Epistolary Convention" in Christian Origins and Classical Culture: Social and Literary Contexts for the New Testament, ed. Stanley Porter and Andrew Pitts, Texts and Editions for New Testament Study 1 (Brill); "(Mis)Reading Paul's Letters through Western Eyes," in Paul as Missionary: His Identity, Activity, Theology and Practice, ed. Trevor Burke, LNTS (formerly JSNTS) 420 (T & T Clark); "Flattery, Favors and Obligations: Patrons and Clients in Greco-Roman Culture," The Biblical Illustrator; and various articles in The Baker Handbook for the Bible, ed. J. Daniel Hays and J. Scott Duvall (Baker Academic), and in The Baker Illustrated Bible Dictionary, ed. Tremper Longman (Baker Academic). He also serves as the teaching pastor at Grace Fellowship Church in West Palm Beach, Florida. Mary Jo Sharp (M.A. Christian apologetics, Biola University) is the founder of Confident Christianity Apologetics Ministry. She is a visiting professor at Oklahoma Baptist University and is a debater (on Islam and Christianity) and experienced speaker in apologetics. Mary Jo's book on implementing the study of apologetics in women's ministries is forthcoming with Kregel Publishers. She is a member of the Evangelical Philosophical Society and the Evangelical Theological Society. She is a certified apologetics instructor with the North American Mission Board of the Southern Baptist Convention. Robert B. Stewart (Ph.D. Southwestern Baptist Theological Seminary) is professor of philosophy and theology at New Orleans Baptist Theological Seminary where he is Greer-Heard Professor of Faith and Culture. He is editor of The Resurrection of Jesus: John Dominic Crossan and N. T. Wright in Dialogue (Fortress and SPCK), Intelligent Design: William A. Dembski and Michael Ruse in Dialogue (Fortress), The Future of Atheism: Alister McGrath and Daniel Dennett in Dialogue (Fortress and SPCK), and Memories of Jesus: A Critical Appraisal of James D. G. Dunn's Jesus Remembered (B&H Academic). He is the author of The Quest of the Hermeneutical Jesus: The Impact of Hermeneutics on the Jesus Research of John Dominic Crossan and N. T. Wright (University Press of America). A contributor to the Cambridge Dictionary of

Christianity and the Revised Holman Bible Dictionary, he has published articles or book reviews in numerous journals.

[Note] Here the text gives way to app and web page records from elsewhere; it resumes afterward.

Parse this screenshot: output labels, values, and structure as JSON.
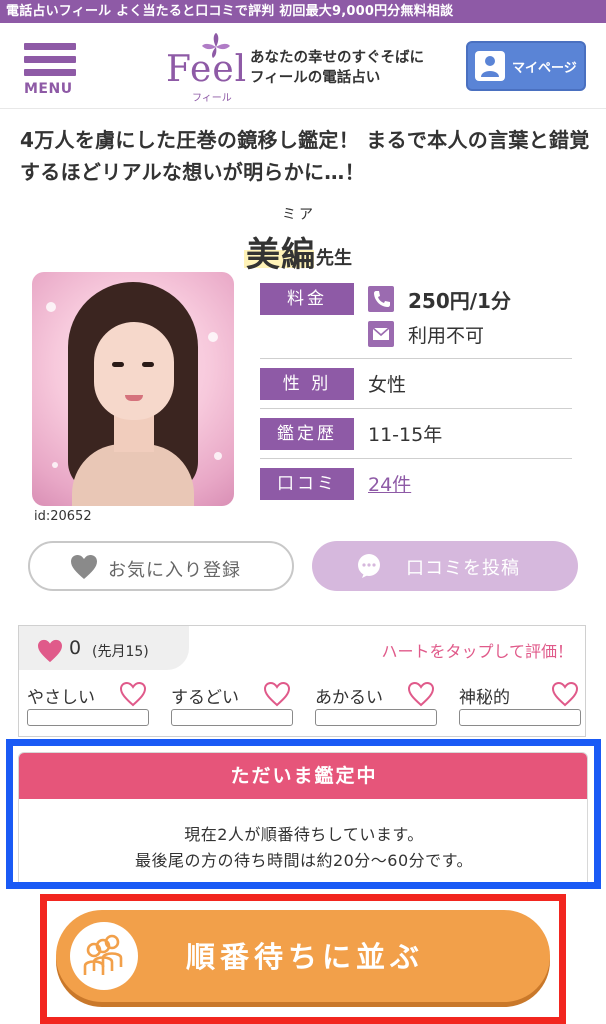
{
  "topbar": {
    "text": "電話占いフィール よく当たると口コミで評判 初回最大9,000円分無料相談"
  },
  "header": {
    "menu_label": "MENU",
    "logo_text": "Feel",
    "logo_sub": "フィール",
    "tagline_line1": "あなたの幸せのすぐそばに",
    "tagline_line2": "フィールの電話占い",
    "mypage_label": "マイページ"
  },
  "headline": "4万人を虜にした圧巻の鏡移し鑑定！ まるで本人の言葉と錯覚するほどリアルな想いが明らかに…！",
  "profile": {
    "name_ruby": "ミア",
    "name": "美編",
    "name_suffix": "先生",
    "id_label": "id:20652",
    "fee_label": "料金",
    "fee_value": "250円/1分",
    "mail_value": "利用不可",
    "gender_label": "性 別",
    "gender_value": "女性",
    "career_label": "鑑定歴",
    "career_value": "11-15年",
    "review_label": "口コミ",
    "review_value": "24件"
  },
  "actions": {
    "favorite_label": "お気に入り登録",
    "post_review_label": "口コミを投稿"
  },
  "evaluation": {
    "heart_count": "0",
    "heart_sub": "(先月15)",
    "hint": "ハートをタップして評価！",
    "traits": [
      {
        "label": "やさしい",
        "level": 0
      },
      {
        "label": "するどい",
        "level": 0
      },
      {
        "label": "あかるい",
        "level": 0
      },
      {
        "label": "神秘的",
        "level": 0
      }
    ]
  },
  "status": {
    "title": "ただいま鑑定中",
    "line1": "現在2人が順番待ちしています。",
    "line2": "最後尾の方の待ち時間は約20分〜60分です。"
  },
  "queue": {
    "label": "順番待ちに並ぶ"
  },
  "colors": {
    "brand": "#8e5aa6",
    "status_head": "#e6557a",
    "queue_button": "#f2a04a",
    "mypage_button": "#5a84d6",
    "highlight_blue": "#1a5af5",
    "highlight_red": "#f2261f"
  }
}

Come Let Us Reason: New Essays in Christian Apologetics  

by Paul Copan and William Lane Craig Apr 1, 2012

Come Let Us Reason: New Essays in Christian Apologetics  

by Paul Copan and William Lane Craig Apr 1, 2012